Bernanke: Fed Bailout Creates Two Societies
A State of the Economy Report in Four Parts
PART ONE: The Greatest Bank Robbery Ever Told
In a rare interview with 6o Minutes' Scott Pelley on Sunday, Federal Reserve Chairman Ben Bernanke explained the widening income gap in the U.S. between rich and poor has created two societies. The irony is that the Fed's own actions are primarily responsible for this shift in wealth over the last few years. Never mind that Grandpa Ben looks a kindly old Santa Claus. He is Kris Kringle only for Wall Street--not children.
Last week under Dodd-Frank regulations, U.S. taxpayers received answers to the question we have asked for 2 years: Where did our money go? Apparently, it went everywhere--except to the American People.
It seems that $3.3 trillion dollars of our hard-earned and yet-to-be earned money went to those who needed it most: the haves and have mores.
Morgan Stanley's subprime mortgaged-backed securities frenzy turned into a bailout nightmare. The formally conservative firm lost its shirt and its pants too borrowing from the Fed an astonishing 212 times. A quick refresher: Morgan Stanley like the rest of the big banks was long on subprime, CDOs, and CMBS (commercial mortgage real-estate securities). When Goldman's mortgage desk shorted subprime, Morgan Stanley's Howie Hubler was on the other side of the trade. The ill-fated Hubler, who is reported to have deliberately put customers into dubious trades, lost a cool 9 billion for the old white shoe firm. The Fed picked up the tab.
Bank of America was promised a $97bn backstop, and the unhappy marriage with the former Merrill Lynch cowboy bankers gave them a dowry of $45bn more. Citigroup was sucking up money so quickly from its limitless CDO losses, the Fed had to jump in with a $300bn guarantee. JPMorgan Chase, Suntrust, Wells Fargo and every other American bank under the Sun, Moon and Stars got oodles of greenbacks for their wayward ways. Fannie Mae and Freddie Mac, the government-backed mortgage lending joy riders, received $154bn more--a total that could rise to $1trillion. And no one can ever forget the gift that just keeps on giving -"the $180bn (to date) "rescue" of money pit AIG.
The shock of shockers in last week's disclosures was that the Fed also bailed out European banks including Germany's "subprime shorter" extraordinaire Deutsche Bank, and Lehman hustling British Barclay's, who refused to buy the banking giant for anything less than the $2bn bankruptcy price--a steal if there ever was one! Sneaky Swiss Bank UBS was indicted by one federal agency while borrowing $75bn from
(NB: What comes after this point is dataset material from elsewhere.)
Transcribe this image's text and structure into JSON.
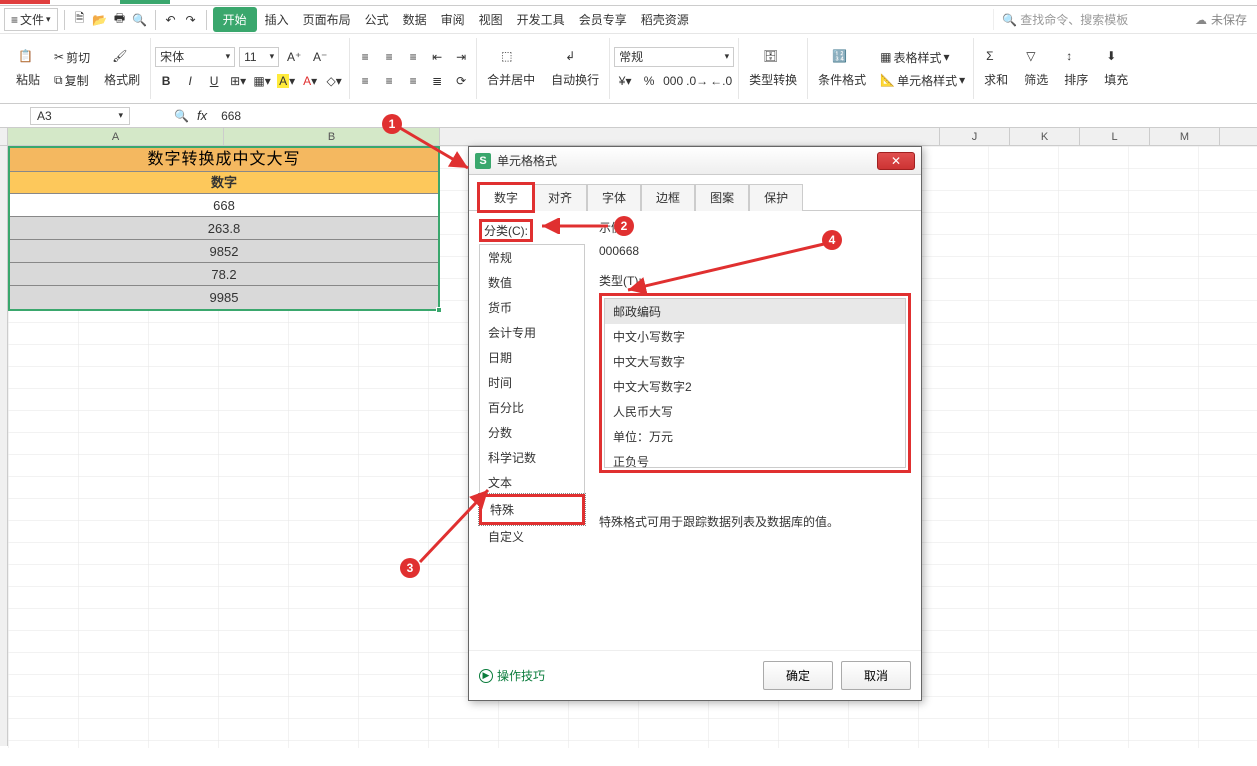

another. Banks from Belgium, Japan, Korea, Ireland, Germany, France, Switzerland, Canada, and the UK (including the Bank of England) lined up to fill their pockets with Federal Reserve gold. The errant Royal Bank of Scotland received a bailout from the British government and the U.S. government too!
Perhaps even more remarkable were the corporate recipients of the Fed bailouts. General Electric was on the take for $16bn federal dollars to carry them through the storm. We know the car companies Ford, Chrysler and GM held their hands out for cash. Credit card companies American Express, Discover, and Capitol One who were borrowing federal freserve funds like crazy and hitting taxpayers with extra charges on their bills. IBM, Verizon, Caterpillar, Toyota, Harley-Davidson and McDonald's (yes it's true) were also receiving massive public aid. These are just a few of the 21,000 Federal Reserve transactions since 2007 of government favoritism.
So much for Capitalism...
PART TWO: America: The UnBeautiful
The poetic beauty of American radicalism established by our Founders lies in the basic premise that all men are created equal and endowed by their maker with the inalienable rights to life, liberty and the pursuit of happiness. This promise infused our political and legal evolution for the last two centuries. It was an ideology that shocked the 18th century monarchal world and required brave men and women to give
their lives for the cause.